■ Your objective
Copy each entry exactly, leaving nothing out.

══ Data for processing ══

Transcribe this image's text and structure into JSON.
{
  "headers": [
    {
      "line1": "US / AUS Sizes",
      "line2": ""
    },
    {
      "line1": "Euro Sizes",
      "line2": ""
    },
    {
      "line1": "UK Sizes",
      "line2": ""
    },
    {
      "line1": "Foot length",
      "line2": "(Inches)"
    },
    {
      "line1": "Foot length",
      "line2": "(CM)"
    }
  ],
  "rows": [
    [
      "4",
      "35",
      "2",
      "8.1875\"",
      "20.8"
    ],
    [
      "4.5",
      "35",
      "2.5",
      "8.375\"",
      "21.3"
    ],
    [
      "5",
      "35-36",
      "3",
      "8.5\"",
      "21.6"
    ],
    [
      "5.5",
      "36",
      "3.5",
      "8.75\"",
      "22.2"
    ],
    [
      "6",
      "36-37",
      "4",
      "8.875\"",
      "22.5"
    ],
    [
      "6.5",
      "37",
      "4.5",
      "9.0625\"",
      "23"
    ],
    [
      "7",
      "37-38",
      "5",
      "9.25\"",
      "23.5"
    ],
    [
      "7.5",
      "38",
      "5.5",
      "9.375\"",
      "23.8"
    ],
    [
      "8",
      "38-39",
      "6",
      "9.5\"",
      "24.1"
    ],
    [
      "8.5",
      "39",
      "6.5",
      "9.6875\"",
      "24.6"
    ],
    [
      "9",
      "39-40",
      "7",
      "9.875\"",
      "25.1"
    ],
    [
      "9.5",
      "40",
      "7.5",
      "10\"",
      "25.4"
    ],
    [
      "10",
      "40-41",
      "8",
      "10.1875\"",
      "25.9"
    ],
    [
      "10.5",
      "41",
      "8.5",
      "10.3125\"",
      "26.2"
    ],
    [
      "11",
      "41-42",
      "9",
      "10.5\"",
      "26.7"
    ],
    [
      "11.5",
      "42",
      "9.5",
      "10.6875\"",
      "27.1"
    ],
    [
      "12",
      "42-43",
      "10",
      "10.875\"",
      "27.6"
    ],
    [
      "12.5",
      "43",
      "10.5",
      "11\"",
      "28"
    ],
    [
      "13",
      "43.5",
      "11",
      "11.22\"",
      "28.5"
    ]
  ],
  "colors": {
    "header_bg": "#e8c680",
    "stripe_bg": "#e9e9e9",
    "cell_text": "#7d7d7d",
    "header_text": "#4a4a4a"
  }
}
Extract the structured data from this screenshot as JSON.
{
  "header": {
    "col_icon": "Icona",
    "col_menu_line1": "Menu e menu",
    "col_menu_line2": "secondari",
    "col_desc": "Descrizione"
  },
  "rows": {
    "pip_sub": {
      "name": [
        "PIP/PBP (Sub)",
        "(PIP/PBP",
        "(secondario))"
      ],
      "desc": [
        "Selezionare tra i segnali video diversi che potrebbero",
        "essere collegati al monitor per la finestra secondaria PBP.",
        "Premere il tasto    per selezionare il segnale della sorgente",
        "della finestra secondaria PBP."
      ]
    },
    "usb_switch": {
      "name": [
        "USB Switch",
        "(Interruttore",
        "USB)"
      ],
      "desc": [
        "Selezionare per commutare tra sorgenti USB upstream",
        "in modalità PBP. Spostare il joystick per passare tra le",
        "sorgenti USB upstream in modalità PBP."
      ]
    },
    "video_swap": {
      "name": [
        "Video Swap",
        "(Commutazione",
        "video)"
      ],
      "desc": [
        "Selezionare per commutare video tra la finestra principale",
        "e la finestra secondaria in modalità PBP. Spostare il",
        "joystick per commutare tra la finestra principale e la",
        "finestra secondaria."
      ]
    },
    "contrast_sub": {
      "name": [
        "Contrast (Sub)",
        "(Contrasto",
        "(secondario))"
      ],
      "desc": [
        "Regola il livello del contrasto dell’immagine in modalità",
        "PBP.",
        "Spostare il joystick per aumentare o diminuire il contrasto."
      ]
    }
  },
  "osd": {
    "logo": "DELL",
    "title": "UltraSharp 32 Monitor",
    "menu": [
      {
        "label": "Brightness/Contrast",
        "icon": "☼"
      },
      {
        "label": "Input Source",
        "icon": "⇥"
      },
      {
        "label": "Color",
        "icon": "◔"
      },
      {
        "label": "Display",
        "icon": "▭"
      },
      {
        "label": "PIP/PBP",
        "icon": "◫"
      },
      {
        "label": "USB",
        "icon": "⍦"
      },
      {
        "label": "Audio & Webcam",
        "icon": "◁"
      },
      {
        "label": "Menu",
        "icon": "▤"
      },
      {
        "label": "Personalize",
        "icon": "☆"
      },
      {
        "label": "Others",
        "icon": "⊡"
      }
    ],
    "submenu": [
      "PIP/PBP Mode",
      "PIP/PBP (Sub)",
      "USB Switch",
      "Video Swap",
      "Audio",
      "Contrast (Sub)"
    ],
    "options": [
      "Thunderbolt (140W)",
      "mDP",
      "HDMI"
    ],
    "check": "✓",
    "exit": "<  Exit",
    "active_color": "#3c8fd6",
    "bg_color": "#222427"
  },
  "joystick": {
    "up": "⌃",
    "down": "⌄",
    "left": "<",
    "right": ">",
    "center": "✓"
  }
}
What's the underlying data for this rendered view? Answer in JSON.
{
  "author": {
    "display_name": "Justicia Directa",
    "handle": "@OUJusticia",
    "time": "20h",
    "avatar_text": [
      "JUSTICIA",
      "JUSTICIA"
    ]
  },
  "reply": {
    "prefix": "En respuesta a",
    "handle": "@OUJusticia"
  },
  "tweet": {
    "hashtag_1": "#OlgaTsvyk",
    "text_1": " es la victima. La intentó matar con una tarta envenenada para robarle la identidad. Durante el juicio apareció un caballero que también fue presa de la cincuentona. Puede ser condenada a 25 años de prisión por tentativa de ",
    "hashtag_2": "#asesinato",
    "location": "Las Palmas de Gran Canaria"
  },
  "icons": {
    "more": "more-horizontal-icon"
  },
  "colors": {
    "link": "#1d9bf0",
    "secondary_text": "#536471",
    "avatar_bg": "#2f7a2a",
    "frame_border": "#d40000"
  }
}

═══

■ Written answer
Transcribe this image's text and structure into JSON.
{
  "headers": [
    {
      "line1": "US / AUS Sizes",
      "line2": ""
    },
    {
      "line1": "Euro Sizes",
      "line2": ""
    },
    {
      "line1": "UK Sizes",
      "line2": ""
    },
    {
      "line1": "Foot length",
      "line2": "(Inches)"
    },
    {
      "line1": "Foot length",
      "line2": "(CM)"
    }
  ],
  "rows": [
    [
      "4",
      "35",
      "2",
      "8.1875\"",
      "20.8"
    ],
    [
      "4.5",
      "35",
      "2.5",
      "8.375\"",
      "21.3"
    ],
    [
      "5",
      "35-36",
      "3",
      "8.5\"",
      "21.6"
    ],
    [
      "5.5",
      "36",
      "3.5",
      "8.75\"",
      "22.2"
    ],
    [
      "6",
      "36-37",
      "4",
      "8.875\"",
      "22.5"
    ],
    [
      "6.5",
      "37",
      "4.5",
      "9.0625\"",
      "23"
    ],
    [
      "7",
      "37-38",
      "5",
      "9.25\"",
      "23.5"
    ],
    [
      "7.5",
      "38",
      "5.5",
      "9.375\"",
      "23.8"
    ],
    [
      "8",
      "38-39",
      "6",
      "9.5\"",
      "24.1"
    ],
    [
      "8.5",
      "39",
      "6.5",
      "9.6875\"",
      "24.6"
    ],
    [
      "9",
      "39-40",
      "7",
      "9.875\"",
      "25.1"
    ],
    [
      "9.5",
      "40",
      "7.5",
      "10\"",
      "25.4"
    ],
    [
      "10",
      "40-41",
      "8",
      "10.1875\"",
      "25.9"
    ],
    [
      "10.5",
      "41",
      "8.5",
      "10.3125\"",
      "26.2"
    ],
    [
      "11",
      "41-42",
      "9",
      "10.5\"",
      "26.7"
    ],
    [
      "11.5",
      "42",
      "9.5",
      "10.6875\"",
      "27.1"
    ],
    [
      "12",
      "42-43",
      "10",
      "10.875\"",
      "27.6"
    ],
    [
      "12.5",
      "43",
      "10.5",
      "11\"",
      "28"
    ],
    [
      "13",
      "43.5",
      "11",
      "11.22\"",
      "28.5"
    ]
  ],
  "colors": {
    "header_bg": "#e8c680",
    "stripe_bg": "#e9e9e9",
    "cell_text": "#7d7d7d",
    "header_text": "#4a4a4a"
  }
}
Extract the structured data from this screenshot as JSON.
{
  "header": {
    "col_icon": "Icona",
    "col_menu_line1": "Menu e menu",
    "col_menu_line2": "secondari",
    "col_desc": "Descrizione"
  },
  "rows": {
    "pip_sub": {
      "name": [
        "PIP/PBP (Sub)",
        "(PIP/PBP",
        "(secondario))"
      ],
      "desc": [
        "Selezionare tra i segnali video diversi che potrebbero",
        "essere collegati al monitor per la finestra secondaria PBP.",
        "Premere il tasto    per selezionare il segnale della sorgente",
        "della finestra secondaria PBP."
      ]
    },
    "usb_switch": {
      "name": [
        "USB Switch",
        "(Interruttore",
        "USB)"
      ],
      "desc": [
        "Selezionare per commutare tra sorgenti USB upstream",
        "in modalità PBP. Spostare il joystick per passare tra le",
        "sorgenti USB upstream in modalità PBP."
      ]
    },
    "video_swap": {
      "name": [
        "Video Swap",
        "(Commutazione",
        "video)"
      ],
      "desc": [
        "Selezionare per commutare video tra la finestra principale",
        "e la finestra secondaria in modalità PBP. Spostare il",
        "joystick per commutare tra la finestra principale e la",
        "finestra secondaria."
      ]
    },
    "contrast_sub": {
      "name": [
        "Contrast (Sub)",
        "(Contrasto",
        "(secondario))"
      ],
      "desc": [
        "Regola il livello del contrasto dell’immagine in modalità",
        "PBP.",
        "Spostare il joystick per aumentare o diminuire il contrasto."
      ]
    }
  },
  "osd": {
    "logo": "DELL",
    "title": "UltraSharp 32 Monitor",
    "menu": [
      {
        "label": "Brightness/Contrast",
        "icon": "☼"
      },
      {
        "label": "Input Source",
        "icon": "⇥"
      },
      {
        "label": "Color",
        "icon": "◔"
      },
      {
        "label": "Display",
        "icon": "▭"
      },
      {
        "label": "PIP/PBP",
        "icon": "◫"
      },
      {
        "label": "USB",
        "icon": "⍦"
      },
      {
        "label": "Audio & Webcam",
        "icon": "◁"
      },
      {
        "label": "Menu",
        "icon": "▤"
      },
      {
        "label": "Personalize",
        "icon": "☆"
      },
      {
        "label": "Others",
        "icon": "⊡"
      }
    ],
    "submenu": [
      "PIP/PBP Mode",
      "PIP/PBP (Sub)",
      "USB Switch",
      "Video Swap",
      "Audio",
      "Contrast (Sub)"
    ],
    "options": [
      "Thunderbolt (140W)",
      "mDP",
      "HDMI"
    ],
    "check": "✓",
    "exit": "<  Exit",
    "active_color": "#3c8fd6",
    "bg_color": "#222427"
  },
  "joystick": {
    "up": "⌃",
    "down": "⌄",
    "left": "<",
    "right": ">",
    "center": "✓"
  }
}
What's the underlying data for this rendered view? Answer in JSON.
{
  "author": {
    "display_name": "Justicia Directa",
    "handle": "@OUJusticia",
    "time": "20h",
    "avatar_text": [
      "JUSTICIA",
      "JUSTICIA"
    ]
  },
  "reply": {
    "prefix": "En respuesta a",
    "handle": "@OUJusticia"
  },
  "tweet": {
    "hashtag_1": "#OlgaTsvyk",
    "text_1": " es la victima. La intentó matar con una tarta envenenada para robarle la identidad. Durante el juicio apareció un caballero que también fue presa de la cincuentona. Puede ser condenada a 25 años de prisión por tentativa de ",
    "hashtag_2": "#asesinato",
    "location": "Las Palmas de Gran Canaria"
  },
  "icons": {
    "more": "more-horizontal-icon"
  },
  "colors": {
    "link": "#1d9bf0",
    "secondary_text": "#536471",
    "avatar_bg": "#2f7a2a",
    "frame_border": "#d40000"
  }
}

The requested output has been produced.